Of the attributes tested, Justin Trudeau leads for having the best vision for Canada (32%), compared to Harper (25%), Mulcair (15%) or May (8%). One fifth of NDP voters pick Trudeau on this measure (18%). Trudeau is also most likely to be seen as the leader who cares about people like the respondent (28%, Harper and Mulcair 20% each, May 11%). Trudeau is essentially tied with Harper for most trustworthy (24% and 22%, respectively) while Mulcair (18%) and May (15%) follow close behind. For handling the economy, Stephen Harper is preferred (35%) to Trudeau (24%) or Mulcair (16%). Few pick May (5%).

Past NDP, Conservative voters now supporting Liberals

Six-in-ten past New Democrat voters (61%) and about one eighth of past Conservative voters (16%) say they will vote for whichever party has the best chance of defeating the Conservatives this time. This represents a decline from last fall among Conservatives with this view, but a solid increase among NDP past voters (September 2013 - past Conservatives - 24%, past New Democrats - 42%). One quarter of past Conservatives (26%) and close to one half of past New Democrats (45%) say they don't usually vote Liberal but might vote for Justin Trudeau, and these are the same proportions as in the fall (past Conservatives - 25%, past New Democrats - 42%). As many as one quarter of past Conservative voters say the party has become too right wing for them to support anymore (26%), similar to last year's finding (28%). A similar proportion of past Conservative voters say their party has been in power too long (26% now, 24% last year), and even one tenth of those who will vote for them next time think they have had power for too long (13%). Three-in-ten past New Democrats will not vote for the party this time (30%) and this is an increase since last year (26%).

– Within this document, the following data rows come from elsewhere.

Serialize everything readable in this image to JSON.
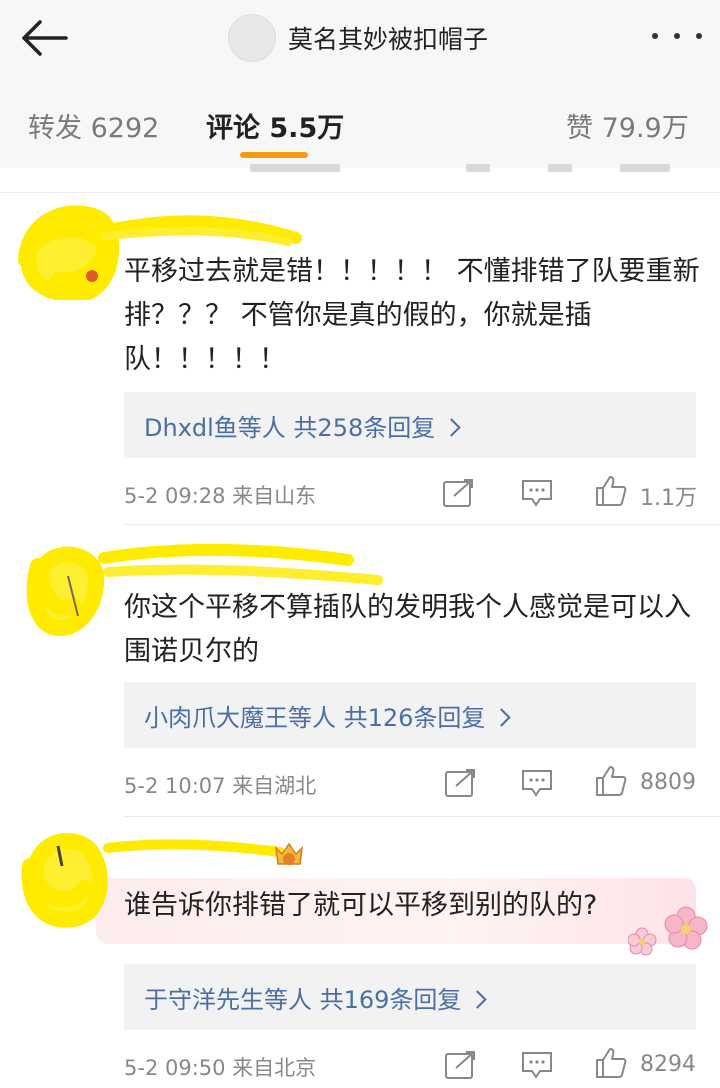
{
  "header": {
    "title": "莫名其妙被扣帽子"
  },
  "tabs": [
    {
      "label": "转发 6292"
    },
    {
      "label": "评论 5.5万"
    },
    {
      "label": "赞 79.9万"
    }
  ],
  "colors": {
    "accent": "#f39c12",
    "link": "#4a6fa5",
    "highlight": "#ffff00"
  },
  "comments": [
    {
      "text": "平移过去就是错！！！！！ 不懂排错了队要重新排？？？ 不管你是真的假的，你就是插队！！！！！",
      "replies": "Dhxdl鱼等人  共258条回复",
      "meta": "5-2 09:28  来自山东",
      "likes": "1.1万"
    },
    {
      "text": "你这个平移不算插队的发明我个人感觉是可以入围诺贝尔的",
      "replies": "小肉爪大魔王等人  共126条回复",
      "meta": "5-2 10:07  来自湖北",
      "likes": "8809"
    },
    {
      "text": "谁告诉你排错了就可以平移到别的队的?",
      "replies": "于守洋先生等人  共169条回复",
      "meta": "5-2 09:50  来自北京",
      "likes": "8294"
    }
  ]
}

This race is stable, contrary to some reports, and the Liberals maintain their comfortable lead. A growing comfort with Trudeau as leader, one year into his tenure, and the support of a substantial proportion of those who voted NDP in the last election implies this will continue to be the case," said Forum Research President, Dr. Lorne Bozinoff.

Lorne Bozinoff, Ph.D. is the president and founder of Forum Research. He can be reached at or at (416) 960-9603.